And a reminder from T.S. Eliot (East Coker from the Four Quartets)
Home is where one starts from. As we grow older The world becomes stranger, the pattern more complicated Of dead and living. Not the intense moment Isolated, with no before and after, But a lifetime burning in every moment And not the lifetime of one man only But of old stones that cannot be deciphered.
The engineering challenge is how to remove the overpass girders without destroying the roadbed underneath. First the roadbed underneath the overpass is covered with a blanket made of old automobile tires - to absorb the shock associated with falling debris. In addition, I learned from tonight's adventure that there are two classes of machines are used: one with a hydraulic shear for cutting the concrete girders (including the embedded rebar) and the other, I believe is a hydraulic grapple for holding and stabilizing a girder while it is being cut with the shears. It also plays a role in picking up and transporting large chuncks of debris.
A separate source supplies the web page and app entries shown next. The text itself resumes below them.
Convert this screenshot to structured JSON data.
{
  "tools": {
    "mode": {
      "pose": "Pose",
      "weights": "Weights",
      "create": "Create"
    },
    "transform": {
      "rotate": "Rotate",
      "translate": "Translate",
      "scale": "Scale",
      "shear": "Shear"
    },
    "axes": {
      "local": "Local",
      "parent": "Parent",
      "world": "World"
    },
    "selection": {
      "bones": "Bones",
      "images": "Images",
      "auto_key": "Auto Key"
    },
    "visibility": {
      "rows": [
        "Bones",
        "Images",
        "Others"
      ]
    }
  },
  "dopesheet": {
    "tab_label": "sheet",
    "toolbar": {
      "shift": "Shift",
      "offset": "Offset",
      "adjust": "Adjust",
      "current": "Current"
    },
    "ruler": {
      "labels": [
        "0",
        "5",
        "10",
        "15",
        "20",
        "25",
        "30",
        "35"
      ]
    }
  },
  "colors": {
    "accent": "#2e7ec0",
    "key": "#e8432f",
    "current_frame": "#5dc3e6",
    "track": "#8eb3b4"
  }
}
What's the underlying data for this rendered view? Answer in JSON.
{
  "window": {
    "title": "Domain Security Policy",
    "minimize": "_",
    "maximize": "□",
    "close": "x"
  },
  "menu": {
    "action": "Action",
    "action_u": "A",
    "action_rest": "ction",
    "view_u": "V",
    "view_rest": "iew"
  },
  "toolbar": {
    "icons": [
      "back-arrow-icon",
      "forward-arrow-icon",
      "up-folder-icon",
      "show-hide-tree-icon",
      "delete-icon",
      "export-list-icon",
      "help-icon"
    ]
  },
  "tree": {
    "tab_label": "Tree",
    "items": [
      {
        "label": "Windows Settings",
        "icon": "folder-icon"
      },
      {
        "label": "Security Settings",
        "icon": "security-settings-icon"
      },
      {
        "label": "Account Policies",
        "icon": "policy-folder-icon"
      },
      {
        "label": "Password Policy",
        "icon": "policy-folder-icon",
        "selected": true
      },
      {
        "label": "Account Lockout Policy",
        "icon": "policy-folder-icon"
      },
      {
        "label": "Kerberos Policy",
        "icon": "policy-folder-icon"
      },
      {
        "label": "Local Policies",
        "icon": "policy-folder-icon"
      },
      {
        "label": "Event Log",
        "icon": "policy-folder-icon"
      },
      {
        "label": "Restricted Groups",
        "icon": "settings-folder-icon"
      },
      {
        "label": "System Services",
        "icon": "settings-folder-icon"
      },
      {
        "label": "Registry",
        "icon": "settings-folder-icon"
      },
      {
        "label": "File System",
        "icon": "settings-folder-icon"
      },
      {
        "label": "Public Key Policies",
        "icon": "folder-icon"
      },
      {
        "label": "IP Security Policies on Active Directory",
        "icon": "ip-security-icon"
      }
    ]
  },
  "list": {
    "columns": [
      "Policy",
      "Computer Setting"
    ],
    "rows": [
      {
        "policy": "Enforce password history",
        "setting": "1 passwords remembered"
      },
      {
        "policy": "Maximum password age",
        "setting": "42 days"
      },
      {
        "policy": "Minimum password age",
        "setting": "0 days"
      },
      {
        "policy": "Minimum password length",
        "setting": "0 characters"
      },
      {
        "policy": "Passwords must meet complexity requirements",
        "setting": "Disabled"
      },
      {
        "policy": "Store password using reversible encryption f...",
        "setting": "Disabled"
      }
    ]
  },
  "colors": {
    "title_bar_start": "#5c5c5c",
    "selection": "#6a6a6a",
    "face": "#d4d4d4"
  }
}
The overpass is supported by pairs of vertical columns (piers) with a cap on top. The space between caps is spanned by some sort of girder - steel or prestressed concrete. The roadbed is then built on top of the girder structure. To remove the overpass, it seems that you just reverse the process - roughly following this recipe:
Here is the overpass with side rails, supporting piers and caps - a before view
Removing a segement of the side aluminum rail
Cutting and pushing the edge barriers over the side - chunk by chunk starting on the north side
A larger chunk on the north side
Then working on the south side - punching through the areas between girders
More punching through the floor between girders
While holding the girder with a "whatever" the hydraulic shearer takes bites out of the first edge girder at the edge of the cap - weakening the area over the pier cap
Shearing in action
Then gently lowering the first girder
and a little cleanup action
After some time (about 2 hours) removing the final girder:
continuing the hold and shear process
a deeper bite
and the final bite
and gently lowering the girder
to a temporary resting place - where cleanup begins again
Now that all the girders have been removed, the last step is gently pushing the pair of piers and the cap over
The left machine is biting the cap while the right machine is right machine is biting the base of the right column.
Jaws wide open after a gentle nudge
And then gravity does the rest of the work
and more cleanup
and I went home after admiring the clean interface between the next set of girders (spanning the I-26 on-ramp) and the supporting cap.
This work is licensed under a Creative Commons License.
C. Frank Starmer